A movie set amongst the machines of CERN, the world’s largest particle physics facility, considers how both art and science strive to understand the universe, and what it is to be human. Symmetry, a “dance and opera film,” was shown last March at CERN's Cineglobe festival, following a scientist who transforms into a dancer. The physicist played by dancer and choreographer Lukas Timulak is interrupted from his routine by the voice of soprano Claron McFadden, which eventually transports him to an interior world, an expression of how our drive for rational knowledge of the universe is rooted in a more emotional desire inside ourselves.
Symmetry combines opera, choreography, digital art and physics and seeks to highlight the mission of the Large Hadron Collider in a way we haven't seen before. The heart of Symmetry's story relates to time, seeking to link the past and "primal arts" such as music and dance, with a scientific future. "Maybe time is just a memory," says director Ruben van Leer. "And stories set the mental clock," he says. “Dance, like music, can speak a universal language,” Symmetry director Ruben van Leer says: “I discovered in the making of this project that the science at CERN is basically looking for the same answers, but in a completely different way. The methodologies of understanding humanism and the universe around us are expressed in a scientific language. Modern physics is an abstract language not readable to many, but still we humans made this language, as an extension of our intellect.”

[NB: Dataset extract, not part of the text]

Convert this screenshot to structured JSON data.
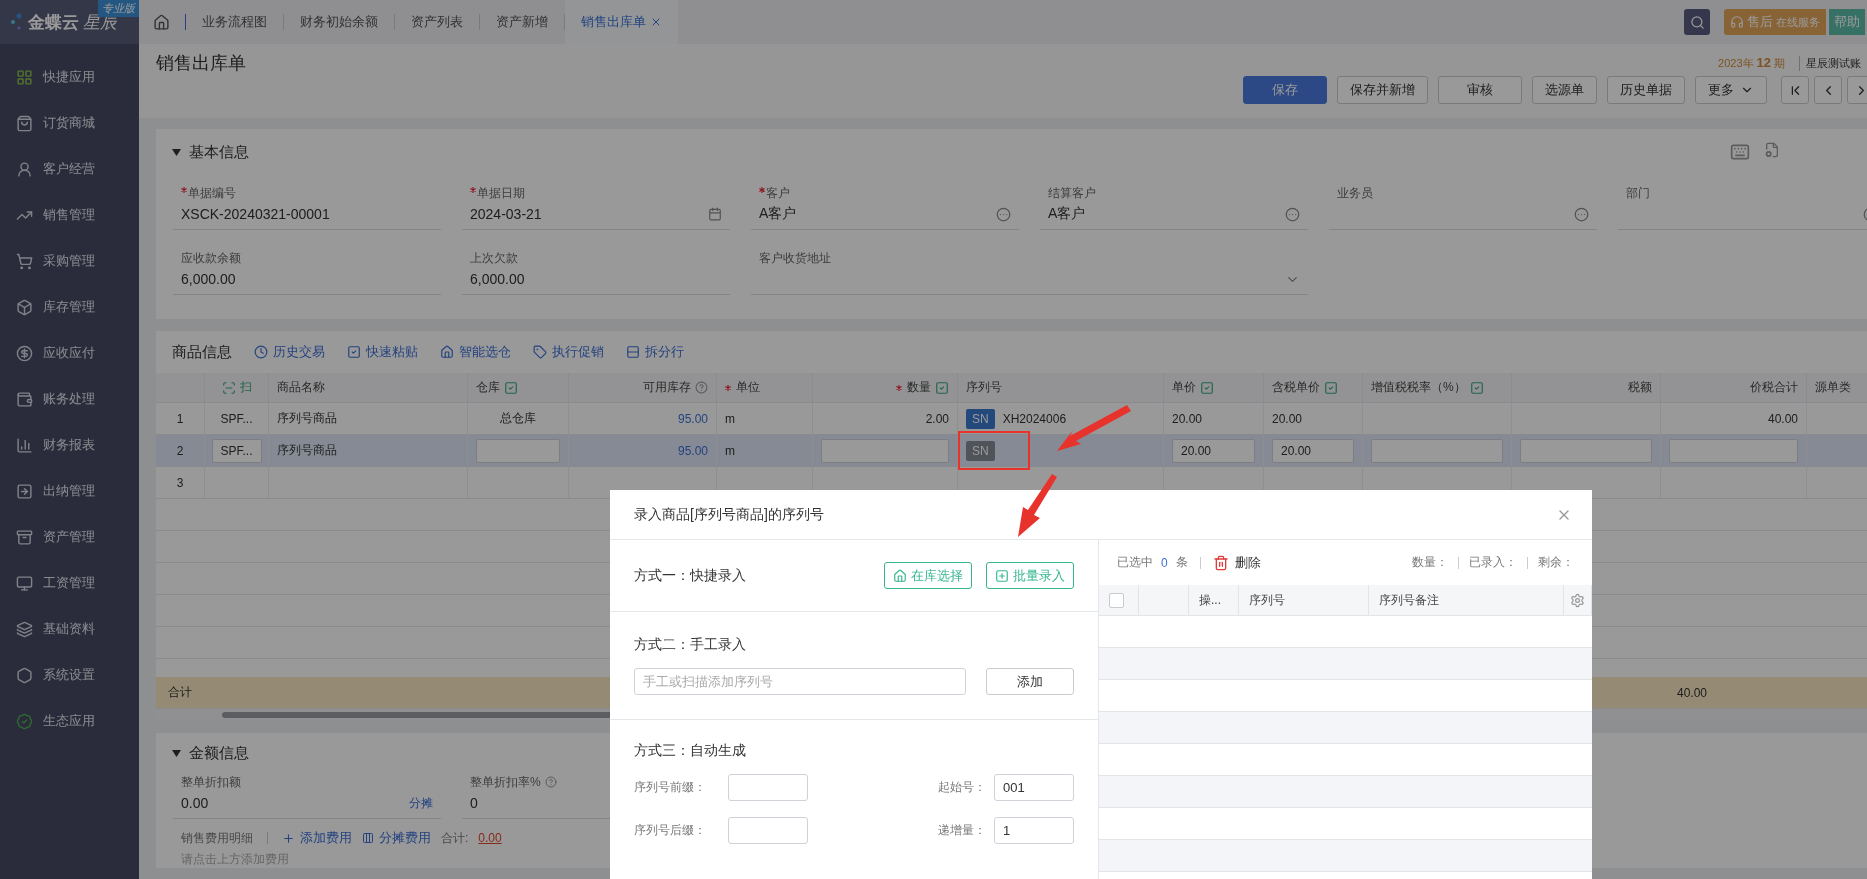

The dancers reharsing for shooting in ALICE - Photo by Julian CALO
The filming at CERN was done with the support of the Arts@CERN programme. “I think this is exactly what art is about, it’s putting us in contact with reality, with ourselves, with imagination, and I think it only adds to the significance of the discoveries that we make,” Robbert Dijkgraaf, a theoretical physicist and director at IAS Princeton, says in the Symmetry Unravelled short documentary on the filming process done by Juliette Stevens.
The operatic and choral music by Joep Franssensand and Henry Vega gives Symmetry its grand weight. The film takes places in different settings including the LHC tunnel, CERN's Control Centre and ALICE. These places that we have constructed to reach into the limits of understanding ground the narrative for the film. Shooting in ALICE lasted for a whole day and was made possible thanks to Despina Hatzifotiadou and Panos Charitos who supervised the crew and ensured that everything ran smoothly during the filming. Arturo Tauro, Klaus Barth and Andre Augustinus cleared safety issues and provided all the means needed for filming in the ALICE cavern (including special lighting, access to special areas close to the detector etc.). Following the efforts and close collaboration between scientists and artists the production was finished on time leading to an interesting and much inspiring film along with a short documentary on the production of "Symmetry".
"I didn't want to make a documentary to explain or understand modern physics in general, but rather interpret the complex material this institution is presenting," says van Leer. "And this is also what for me an opera film could do; give space for the audience to make up their own story, with their own imagination and make a journey like [the main character] within themselves: a tiny, personal, world changing quantum-story."
Details on upcoming events and screenings for Symmetry are on the filmmakers’ website.